_Source information_.
- - -

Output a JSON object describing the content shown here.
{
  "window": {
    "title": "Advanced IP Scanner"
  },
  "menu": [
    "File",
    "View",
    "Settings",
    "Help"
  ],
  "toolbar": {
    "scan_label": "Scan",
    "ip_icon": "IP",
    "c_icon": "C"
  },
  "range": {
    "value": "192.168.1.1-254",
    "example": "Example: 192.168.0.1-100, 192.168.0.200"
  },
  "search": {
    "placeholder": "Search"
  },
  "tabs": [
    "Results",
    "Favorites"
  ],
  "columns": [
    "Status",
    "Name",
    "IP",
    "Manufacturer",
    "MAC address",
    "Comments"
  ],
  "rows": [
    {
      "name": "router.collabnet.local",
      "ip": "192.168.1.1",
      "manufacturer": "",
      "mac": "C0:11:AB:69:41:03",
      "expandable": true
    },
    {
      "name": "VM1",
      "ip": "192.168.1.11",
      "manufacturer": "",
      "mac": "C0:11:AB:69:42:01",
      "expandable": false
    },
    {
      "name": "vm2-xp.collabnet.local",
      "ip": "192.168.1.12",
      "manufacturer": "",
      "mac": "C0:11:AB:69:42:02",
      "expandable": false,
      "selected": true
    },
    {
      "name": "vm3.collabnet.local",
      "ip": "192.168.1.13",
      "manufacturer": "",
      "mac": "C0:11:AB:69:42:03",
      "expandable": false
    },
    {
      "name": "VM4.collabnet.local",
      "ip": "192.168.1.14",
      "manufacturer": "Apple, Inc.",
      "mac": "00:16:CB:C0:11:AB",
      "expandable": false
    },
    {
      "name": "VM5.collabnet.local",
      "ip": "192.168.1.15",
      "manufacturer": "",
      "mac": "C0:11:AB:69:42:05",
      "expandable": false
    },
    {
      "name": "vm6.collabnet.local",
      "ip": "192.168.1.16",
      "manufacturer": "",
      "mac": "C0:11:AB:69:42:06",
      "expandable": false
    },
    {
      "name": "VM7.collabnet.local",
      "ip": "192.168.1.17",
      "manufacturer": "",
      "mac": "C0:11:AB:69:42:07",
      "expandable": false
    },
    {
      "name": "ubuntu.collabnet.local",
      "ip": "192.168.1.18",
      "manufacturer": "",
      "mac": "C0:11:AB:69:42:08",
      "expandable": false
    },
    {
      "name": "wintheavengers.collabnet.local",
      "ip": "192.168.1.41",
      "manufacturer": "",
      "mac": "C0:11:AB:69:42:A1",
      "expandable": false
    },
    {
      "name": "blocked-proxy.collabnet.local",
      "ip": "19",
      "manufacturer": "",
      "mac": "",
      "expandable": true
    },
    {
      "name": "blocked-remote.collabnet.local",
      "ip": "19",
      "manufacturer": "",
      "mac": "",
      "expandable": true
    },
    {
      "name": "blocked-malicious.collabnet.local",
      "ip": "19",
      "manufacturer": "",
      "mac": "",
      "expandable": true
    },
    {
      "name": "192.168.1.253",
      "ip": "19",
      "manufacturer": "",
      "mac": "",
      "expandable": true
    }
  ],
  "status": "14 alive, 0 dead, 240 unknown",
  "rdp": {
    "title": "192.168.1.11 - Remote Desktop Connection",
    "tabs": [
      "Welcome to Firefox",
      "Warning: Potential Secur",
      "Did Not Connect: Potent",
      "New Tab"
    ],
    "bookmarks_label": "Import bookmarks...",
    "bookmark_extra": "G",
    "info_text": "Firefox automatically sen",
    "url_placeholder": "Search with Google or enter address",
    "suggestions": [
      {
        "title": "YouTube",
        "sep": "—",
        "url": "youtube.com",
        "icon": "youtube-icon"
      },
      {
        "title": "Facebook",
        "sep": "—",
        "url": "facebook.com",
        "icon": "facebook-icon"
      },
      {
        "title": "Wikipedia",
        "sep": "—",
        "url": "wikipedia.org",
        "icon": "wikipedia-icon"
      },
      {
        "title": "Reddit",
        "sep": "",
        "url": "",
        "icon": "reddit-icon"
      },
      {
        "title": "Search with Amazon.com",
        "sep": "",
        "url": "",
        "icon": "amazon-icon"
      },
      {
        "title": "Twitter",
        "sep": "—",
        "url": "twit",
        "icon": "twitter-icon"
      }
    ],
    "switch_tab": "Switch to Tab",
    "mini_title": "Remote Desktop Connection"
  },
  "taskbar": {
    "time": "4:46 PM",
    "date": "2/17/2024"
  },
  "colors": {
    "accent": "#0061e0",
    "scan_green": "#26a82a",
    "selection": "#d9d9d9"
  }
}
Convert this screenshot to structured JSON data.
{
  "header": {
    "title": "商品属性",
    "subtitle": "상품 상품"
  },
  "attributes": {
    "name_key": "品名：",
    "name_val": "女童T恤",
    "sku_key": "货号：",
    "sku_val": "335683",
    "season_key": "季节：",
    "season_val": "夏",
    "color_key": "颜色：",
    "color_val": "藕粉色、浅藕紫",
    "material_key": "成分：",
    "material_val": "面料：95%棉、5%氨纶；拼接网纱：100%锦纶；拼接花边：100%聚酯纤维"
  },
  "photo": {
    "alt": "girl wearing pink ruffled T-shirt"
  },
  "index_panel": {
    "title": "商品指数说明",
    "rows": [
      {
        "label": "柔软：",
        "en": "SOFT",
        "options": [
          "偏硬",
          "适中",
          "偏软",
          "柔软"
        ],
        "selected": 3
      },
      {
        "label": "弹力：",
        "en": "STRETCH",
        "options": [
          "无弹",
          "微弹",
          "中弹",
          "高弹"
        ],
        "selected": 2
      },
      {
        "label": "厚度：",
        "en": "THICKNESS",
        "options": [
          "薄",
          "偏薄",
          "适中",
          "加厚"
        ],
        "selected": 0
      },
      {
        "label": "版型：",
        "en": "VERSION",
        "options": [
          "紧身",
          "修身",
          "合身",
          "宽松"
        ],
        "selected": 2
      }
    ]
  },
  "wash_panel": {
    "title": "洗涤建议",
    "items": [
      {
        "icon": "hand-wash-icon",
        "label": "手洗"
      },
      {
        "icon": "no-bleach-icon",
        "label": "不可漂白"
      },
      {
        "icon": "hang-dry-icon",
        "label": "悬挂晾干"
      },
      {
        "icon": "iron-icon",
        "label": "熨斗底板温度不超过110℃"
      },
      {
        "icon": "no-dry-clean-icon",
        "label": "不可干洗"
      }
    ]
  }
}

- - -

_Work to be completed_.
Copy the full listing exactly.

_Exercise solution_.
Output a JSON object describing the content shown here.
{
  "window": {
    "title": "Advanced IP Scanner"
  },
  "menu": [
    "File",
    "View",
    "Settings",
    "Help"
  ],
  "toolbar": {
    "scan_label": "Scan",
    "ip_icon": "IP",
    "c_icon": "C"
  },
  "range": {
    "value": "192.168.1.1-254",
    "example": "Example: 192.168.0.1-100, 192.168.0.200"
  },
  "search": {
    "placeholder": "Search"
  },
  "tabs": [
    "Results",
    "Favorites"
  ],
  "columns": [
    "Status",
    "Name",
    "IP",
    "Manufacturer",
    "MAC address",
    "Comments"
  ],
  "rows": [
    {
      "name": "router.collabnet.local",
      "ip": "192.168.1.1",
      "manufacturer": "",
      "mac": "C0:11:AB:69:41:03",
      "expandable": true
    },
    {
      "name": "VM1",
      "ip": "192.168.1.11",
      "manufacturer": "",
      "mac": "C0:11:AB:69:42:01",
      "expandable": false
    },
    {
      "name": "vm2-xp.collabnet.local",
      "ip": "192.168.1.12",
      "manufacturer": "",
      "mac": "C0:11:AB:69:42:02",
      "expandable": false,
      "selected": true
    },
    {
      "name": "vm3.collabnet.local",
      "ip": "192.168.1.13",
      "manufacturer": "",
      "mac": "C0:11:AB:69:42:03",
      "expandable": false
    },
    {
      "name": "VM4.collabnet.local",
      "ip": "192.168.1.14",
      "manufacturer": "Apple, Inc.",
      "mac": "00:16:CB:C0:11:AB",
      "expandable": false
    },
    {
      "name": "VM5.collabnet.local",
      "ip": "192.168.1.15",
      "manufacturer": "",
      "mac": "C0:11:AB:69:42:05",
      "expandable": false
    },
    {
      "name": "vm6.collabnet.local",
      "ip": "192.168.1.16",
      "manufacturer": "",
      "mac": "C0:11:AB:69:42:06",
      "expandable": false
    },
    {
      "name": "VM7.collabnet.local",
      "ip": "192.168.1.17",
      "manufacturer": "",
      "mac": "C0:11:AB:69:42:07",
      "expandable": false
    },
    {
      "name": "ubuntu.collabnet.local",
      "ip": "192.168.1.18",
      "manufacturer": "",
      "mac": "C0:11:AB:69:42:08",
      "expandable": false
    },
    {
      "name": "wintheavengers.collabnet.local",
      "ip": "192.168.1.41",
      "manufacturer": "",
      "mac": "C0:11:AB:69:42:A1",
      "expandable": false
    },
    {
      "name": "blocked-proxy.collabnet.local",
      "ip": "19",
      "manufacturer": "",
      "mac": "",
      "expandable": true
    },
    {
      "name": "blocked-remote.collabnet.local",
      "ip": "19",
      "manufacturer": "",
      "mac": "",
      "expandable": true
    },
    {
      "name": "blocked-malicious.collabnet.local",
      "ip": "19",
      "manufacturer": "",
      "mac": "",
      "expandable": true
    },
    {
      "name": "192.168.1.253",
      "ip": "19",
      "manufacturer": "",
      "mac": "",
      "expandable": true
    }
  ],
  "status": "14 alive, 0 dead, 240 unknown",
  "rdp": {
    "title": "192.168.1.11 - Remote Desktop Connection",
    "tabs": [
      "Welcome to Firefox",
      "Warning: Potential Secur",
      "Did Not Connect: Potent",
      "New Tab"
    ],
    "bookmarks_label": "Import bookmarks...",
    "bookmark_extra": "G",
    "info_text": "Firefox automatically sen",
    "url_placeholder": "Search with Google or enter address",
    "suggestions": [
      {
        "title": "YouTube",
        "sep": "—",
        "url": "youtube.com",
        "icon": "youtube-icon"
      },
      {
        "title": "Facebook",
        "sep": "—",
        "url": "facebook.com",
        "icon": "facebook-icon"
      },
      {
        "title": "Wikipedia",
        "sep": "—",
        "url": "wikipedia.org",
        "icon": "wikipedia-icon"
      },
      {
        "title": "Reddit",
        "sep": "",
        "url": "",
        "icon": "reddit-icon"
      },
      {
        "title": "Search with Amazon.com",
        "sep": "",
        "url": "",
        "icon": "amazon-icon"
      },
      {
        "title": "Twitter",
        "sep": "—",
        "url": "twit",
        "icon": "twitter-icon"
      }
    ],
    "switch_tab": "Switch to Tab",
    "mini_title": "Remote Desktop Connection"
  },
  "taskbar": {
    "time": "4:46 PM",
    "date": "2/17/2024"
  },
  "colors": {
    "accent": "#0061e0",
    "scan_green": "#26a82a",
    "selection": "#d9d9d9"
  }
}
Convert this screenshot to structured JSON data.
{
  "header": {
    "title": "商品属性",
    "subtitle": "상품 상품"
  },
  "attributes": {
    "name_key": "品名：",
    "name_val": "女童T恤",
    "sku_key": "货号：",
    "sku_val": "335683",
    "season_key": "季节：",
    "season_val": "夏",
    "color_key": "颜色：",
    "color_val": "藕粉色、浅藕紫",
    "material_key": "成分：",
    "material_val": "面料：95%棉、5%氨纶；拼接网纱：100%锦纶；拼接花边：100%聚酯纤维"
  },
  "photo": {
    "alt": "girl wearing pink ruffled T-shirt"
  },
  "index_panel": {
    "title": "商品指数说明",
    "rows": [
      {
        "label": "柔软：",
        "en": "SOFT",
        "options": [
          "偏硬",
          "适中",
          "偏软",
          "柔软"
        ],
        "selected": 3
      },
      {
        "label": "弹力：",
        "en": "STRETCH",
        "options": [
          "无弹",
          "微弹",
          "中弹",
          "高弹"
        ],
        "selected": 2
      },
      {
        "label": "厚度：",
        "en": "THICKNESS",
        "options": [
          "薄",
          "偏薄",
          "适中",
          "加厚"
        ],
        "selected": 0
      },
      {
        "label": "版型：",
        "en": "VERSION",
        "options": [
          "紧身",
          "修身",
          "合身",
          "宽松"
        ],
        "selected": 2
      }
    ]
  },
  "wash_panel": {
    "title": "洗涤建议",
    "items": [
      {
        "icon": "hand-wash-icon",
        "label": "手洗"
      },
      {
        "icon": "no-bleach-icon",
        "label": "不可漂白"
      },
      {
        "icon": "hang-dry-icon",
        "label": "悬挂晾干"
      },
      {
        "icon": "iron-icon",
        "label": "熨斗底板温度不超过110℃"
      },
      {
        "icon": "no-dry-clean-icon",
        "label": "不可干洗"
      }
    ]
  }
}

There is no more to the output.